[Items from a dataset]
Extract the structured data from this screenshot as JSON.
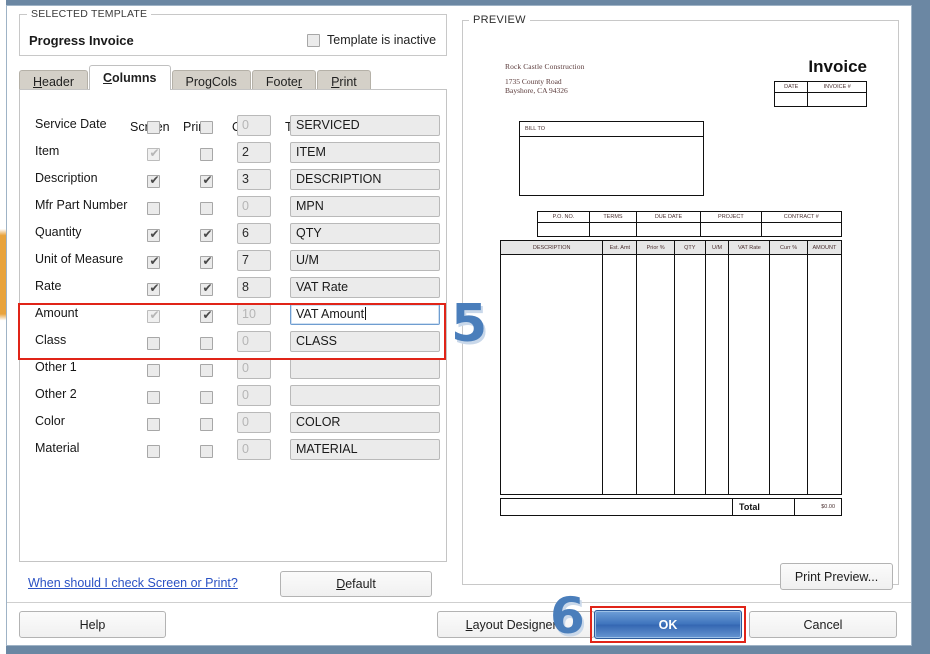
{
  "window": {
    "selected_template_legend": "SELECTED TEMPLATE",
    "template_name": "Progress Invoice",
    "inactive_label": "Template is inactive",
    "inactive_checked": false
  },
  "tabs": [
    {
      "label": "Header",
      "accel": "H",
      "active": false
    },
    {
      "label": "Columns",
      "accel": "C",
      "active": true
    },
    {
      "label": "Prog Cols",
      "accel": "g",
      "active": false
    },
    {
      "label": "Footer",
      "accel": "r",
      "active": false
    },
    {
      "label": "Print",
      "accel": "P",
      "active": false
    }
  ],
  "columns_grid": {
    "headers": {
      "name": "",
      "screen": "Screen",
      "print": "Print",
      "order": "Order",
      "title": "Title"
    },
    "rows": [
      {
        "name": "Service Date",
        "screen": "unchecked",
        "print": "unchecked",
        "order": "0",
        "order_dim": true,
        "title": "SERVICED",
        "focused": false,
        "highlighted": false
      },
      {
        "name": "Item",
        "screen": "checked-dim",
        "print": "unchecked",
        "order": "2",
        "order_dim": false,
        "title": "ITEM",
        "focused": false,
        "highlighted": false
      },
      {
        "name": "Description",
        "screen": "checked",
        "print": "checked",
        "order": "3",
        "order_dim": false,
        "title": "DESCRIPTION",
        "focused": false,
        "highlighted": false
      },
      {
        "name": "Mfr Part Number",
        "screen": "unchecked",
        "print": "unchecked",
        "order": "0",
        "order_dim": true,
        "title": "MPN",
        "focused": false,
        "highlighted": false
      },
      {
        "name": "Quantity",
        "screen": "checked",
        "print": "checked",
        "order": "6",
        "order_dim": false,
        "title": "QTY",
        "focused": false,
        "highlighted": false
      },
      {
        "name": "Unit of Measure",
        "screen": "checked",
        "print": "checked",
        "order": "7",
        "order_dim": false,
        "title": "U/M",
        "focused": false,
        "highlighted": false
      },
      {
        "name": "Rate",
        "screen": "checked",
        "print": "checked",
        "order": "8",
        "order_dim": false,
        "title": "VAT Rate",
        "focused": false,
        "highlighted": true
      },
      {
        "name": "Amount",
        "screen": "checked-dim",
        "print": "checked",
        "order": "10",
        "order_dim": true,
        "title": "VAT Amount",
        "focused": true,
        "highlighted": true
      },
      {
        "name": "Class",
        "screen": "unchecked",
        "print": "unchecked",
        "order": "0",
        "order_dim": true,
        "title": "CLASS",
        "focused": false,
        "highlighted": false
      },
      {
        "name": "Other 1",
        "screen": "unchecked",
        "print": "unchecked",
        "order": "0",
        "order_dim": true,
        "title": "",
        "focused": false,
        "highlighted": false
      },
      {
        "name": "Other 2",
        "screen": "unchecked",
        "print": "unchecked",
        "order": "0",
        "order_dim": true,
        "title": "",
        "focused": false,
        "highlighted": false
      },
      {
        "name": "Color",
        "screen": "unchecked",
        "print": "unchecked",
        "order": "0",
        "order_dim": true,
        "title": "COLOR",
        "focused": false,
        "highlighted": false
      },
      {
        "name": "Material",
        "screen": "unchecked",
        "print": "unchecked",
        "order": "0",
        "order_dim": true,
        "title": "MATERIAL",
        "focused": false,
        "highlighted": false
      }
    ]
  },
  "left_footer": {
    "help_link": "When should I check Screen or Print?",
    "default_button": "Default",
    "default_accel": "D"
  },
  "preview": {
    "legend": "PREVIEW",
    "company": "Rock Castle Construction",
    "address_line1": "1735 County Road",
    "address_line2": "Bayshore, CA 94326",
    "doc_title": "Invoice",
    "date_header": "DATE",
    "invoice_no_header": "INVOICE #",
    "bill_to_label": "BILL TO",
    "meta_headers": [
      "P.O. NO.",
      "TERMS",
      "DUE DATE",
      "PROJECT",
      "CONTRACT #"
    ],
    "item_headers": [
      "DESCRIPTION",
      "Est. Amt",
      "Prior %",
      "QTY",
      "U/M",
      "VAT Rate",
      "Curr %",
      "AMOUNT"
    ],
    "total_label": "Total",
    "total_value": "$0.00",
    "print_preview_button": "Print Preview..."
  },
  "footer_buttons": {
    "help": "Help",
    "layout_designer": "Layout Designer...",
    "layout_accel": "L",
    "ok": "OK",
    "cancel": "Cancel"
  },
  "annotations": {
    "step5": "5",
    "step6": "6"
  },
  "colors": {
    "highlight_red": "#e02418",
    "marker_blue": "#4a7ebb",
    "ok_blue": "#3f74bd",
    "link_blue": "#2b52c4",
    "window_chrome": "#6b87a3"
  }
}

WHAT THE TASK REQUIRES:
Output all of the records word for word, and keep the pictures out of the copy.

TASK ANSWER:
Extract the structured data from this screenshot as JSON.
{
  "window": {
    "selected_template_legend": "SELECTED TEMPLATE",
    "template_name": "Progress Invoice",
    "inactive_label": "Template is inactive",
    "inactive_checked": false
  },
  "tabs": [
    {
      "label": "Header",
      "accel": "H",
      "active": false
    },
    {
      "label": "Columns",
      "accel": "C",
      "active": true
    },
    {
      "label": "Prog Cols",
      "accel": "g",
      "active": false
    },
    {
      "label": "Footer",
      "accel": "r",
      "active": false
    },
    {
      "label": "Print",
      "accel": "P",
      "active": false
    }
  ],
  "columns_grid": {
    "headers": {
      "name": "",
      "screen": "Screen",
      "print": "Print",
      "order": "Order",
      "title": "Title"
    },
    "rows": [
      {
        "name": "Service Date",
        "screen": "unchecked",
        "print": "unchecked",
        "order": "0",
        "order_dim": true,
        "title": "SERVICED",
        "focused": false,
        "highlighted": false
      },
      {
        "name": "Item",
        "screen": "checked-dim",
        "print": "unchecked",
        "order": "2",
        "order_dim": false,
        "title": "ITEM",
        "focused": false,
        "highlighted": false
      },
      {
        "name": "Description",
        "screen": "checked",
        "print": "checked",
        "order": "3",
        "order_dim": false,
        "title": "DESCRIPTION",
        "focused": false,
        "highlighted": false
      },
      {
        "name": "Mfr Part Number",
        "screen": "unchecked",
        "print": "unchecked",
        "order": "0",
        "order_dim": true,
        "title": "MPN",
        "focused": false,
        "highlighted": false
      },
      {
        "name": "Quantity",
        "screen": "checked",
        "print": "checked",
        "order": "6",
        "order_dim": false,
        "title": "QTY",
        "focused": false,
        "highlighted": false
      },
      {
        "name": "Unit of Measure",
        "screen": "checked",
        "print": "checked",
        "order": "7",
        "order_dim": false,
        "title": "U/M",
        "focused": false,
        "highlighted": false
      },
      {
        "name": "Rate",
        "screen": "checked",
        "print": "checked",
        "order": "8",
        "order_dim": false,
        "title": "VAT Rate",
        "focused": false,
        "highlighted": true
      },
      {
        "name": "Amount",
        "screen": "checked-dim",
        "print": "checked",
        "order": "10",
        "order_dim": true,
        "title": "VAT Amount",
        "focused": true,
        "highlighted": true
      },
      {
        "name": "Class",
        "screen": "unchecked",
        "print": "unchecked",
        "order": "0",
        "order_dim": true,
        "title": "CLASS",
        "focused": false,
        "highlighted": false
      },
      {
        "name": "Other 1",
        "screen": "unchecked",
        "print": "unchecked",
        "order": "0",
        "order_dim": true,
        "title": "",
        "focused": false,
        "highlighted": false
      },
      {
        "name": "Other 2",
        "screen": "unchecked",
        "print": "unchecked",
        "order": "0",
        "order_dim": true,
        "title": "",
        "focused": false,
        "highlighted": false
      },
      {
        "name": "Color",
        "screen": "unchecked",
        "print": "unchecked",
        "order": "0",
        "order_dim": true,
        "title": "COLOR",
        "focused": false,
        "highlighted": false
      },
      {
        "name": "Material",
        "screen": "unchecked",
        "print": "unchecked",
        "order": "0",
        "order_dim": true,
        "title": "MATERIAL",
        "focused": false,
        "highlighted": false
      }
    ]
  },
  "left_footer": {
    "help_link": "When should I check Screen or Print?",
    "default_button": "Default",
    "default_accel": "D"
  },
  "preview": {
    "legend": "PREVIEW",
    "company": "Rock Castle Construction",
    "address_line1": "1735 County Road",
    "address_line2": "Bayshore, CA 94326",
    "doc_title": "Invoice",
    "date_header": "DATE",
    "invoice_no_header": "INVOICE #",
    "bill_to_label": "BILL TO",
    "meta_headers": [
      "P.O. NO.",
      "TERMS",
      "DUE DATE",
      "PROJECT",
      "CONTRACT #"
    ],
    "item_headers": [
      "DESCRIPTION",
      "Est. Amt",
      "Prior %",
      "QTY",
      "U/M",
      "VAT Rate",
      "Curr %",
      "AMOUNT"
    ],
    "total_label": "Total",
    "total_value": "$0.00",
    "print_preview_button": "Print Preview..."
  },
  "footer_buttons": {
    "help": "Help",
    "layout_designer": "Layout Designer...",
    "layout_accel": "L",
    "ok": "OK",
    "cancel": "Cancel"
  },
  "annotations": {
    "step5": "5",
    "step6": "6"
  },
  "colors": {
    "highlight_red": "#e02418",
    "marker_blue": "#4a7ebb",
    "ok_blue": "#3f74bd",
    "link_blue": "#2b52c4",
    "window_chrome": "#6b87a3"
  }
}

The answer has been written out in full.